  • Of course the spin-fest was a reaction or an expectation around pitches – which were widely regarded as disappointing. I respect Robinson’s gutsy hunch but was it just me that thought somebody was gonna cut through the slow-bowling ‘stranglehold’ and see that actually none of the England spinners turned it very much… and only Ecclestone bowled with that searching pace… and therefore they were rather fortunate not to get carted? (Poor generalisation maybe but ‘twas how I felt).
  • The Scots import Gordon did well, mind. Not spectacular, not hugely threatening, but did well.
  • Sciver is plainly ‘our’ Perry. Athlete. She grows into the role, fair play. Did particularly well to fill the Brunt-shaped hole, first up. Infuriates me with her bat-swing, mind – so unnecessarily hoiktastic and across the line – but hey-ho, she’s well within her rights to go with something she’s comfortable with, I guess. It just smacks of somebody who finds it all rather easy, overthinking and clumping everything to leg. But she’s a star.
  • Shrubsole bowled again, at times, more skilfully and with more raw swing than anyone else on the planet. She is class. She is class but still looks if not hurt, then less mobile and agile than would be ideal.
  • The Fielding. We ain’t necessarily comparing them to the blokes when we say that the fielding was – in the tournament generally – not good enough. Appreciate standards are improving. Appreciate Wyatt, Sciver, Knight, Beaumont, a bunch of Australians and plenty other individuals look like athletes in the field and are consequently great to watch. But despite the upward curve on this, too many players are simply not looking like international-class athletes – and this is important.
  • It’s important not just in the way the game is received, broadly but also in how matches seem, live. Running, fielding, catching, throwing can be electrifyingly central to the drama. Currently, obviously, they are let-downs too often, undermining the spectacle, the theatre of all this.
  • I know that work is going on to improve fielding work everywhere and that increased professionalism will change this.
  • *Also*. I’m slightly fascinated to know whether Robinson’s reference to ‘tears’ has related to some fairly brutal laying down of expectation regarding fielding skills. He will know that only about four of five of his players are good enough, out there. Do wonder how England staff bundle that forward, what level of urgency they insist upon, what pressure is being applied?
  • Like Robinson, I think I’m looking to judge the players as international-class athletes rather than women. But we’re both men of a certain age… and maybe likely to mess that one up, here and there.
  • Hey but not going to finish on a negative. I’ve loved the ambience and the actual cricket during 2018 and (acksherly) I spend half my coaching life actively supporting girls into cricket. Tomorrow I’m coaching the next, female generation and bloody looking forward to it.
  • I hope they will see more (or more of) Kaurs or Scivers or Taylors or Perrys: that their lives will be enriched and excited by stars they come to look up to.

 

*Accept that some folks will read some or all of this as somewhere between dubious and misogynist. Can live with that.

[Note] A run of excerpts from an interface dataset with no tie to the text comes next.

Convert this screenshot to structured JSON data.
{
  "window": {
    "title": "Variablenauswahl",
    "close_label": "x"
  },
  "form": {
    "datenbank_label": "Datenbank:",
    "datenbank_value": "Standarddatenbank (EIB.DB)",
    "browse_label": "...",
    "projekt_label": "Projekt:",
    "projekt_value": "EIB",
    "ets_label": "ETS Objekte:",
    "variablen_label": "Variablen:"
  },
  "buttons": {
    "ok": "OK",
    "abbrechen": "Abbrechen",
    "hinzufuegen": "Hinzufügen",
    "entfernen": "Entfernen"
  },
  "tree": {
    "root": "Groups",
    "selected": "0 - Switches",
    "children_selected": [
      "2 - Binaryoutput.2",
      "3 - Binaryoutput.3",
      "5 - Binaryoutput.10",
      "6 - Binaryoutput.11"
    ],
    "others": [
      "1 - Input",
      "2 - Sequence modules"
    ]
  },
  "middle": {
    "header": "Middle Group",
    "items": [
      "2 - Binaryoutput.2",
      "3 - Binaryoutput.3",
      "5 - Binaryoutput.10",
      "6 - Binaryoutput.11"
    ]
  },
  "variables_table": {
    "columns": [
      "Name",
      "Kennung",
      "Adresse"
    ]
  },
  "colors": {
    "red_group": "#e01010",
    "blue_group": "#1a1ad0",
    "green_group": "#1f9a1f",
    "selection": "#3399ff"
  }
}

I’ve enjoyed travelling and supporting women’s international cricket and know my *intentions* are sound. Do regard it as maybe the most excitingly, richly-developing sporting phenomenon on the planet, right now. Hope to be able to see England Women on several occasions next season.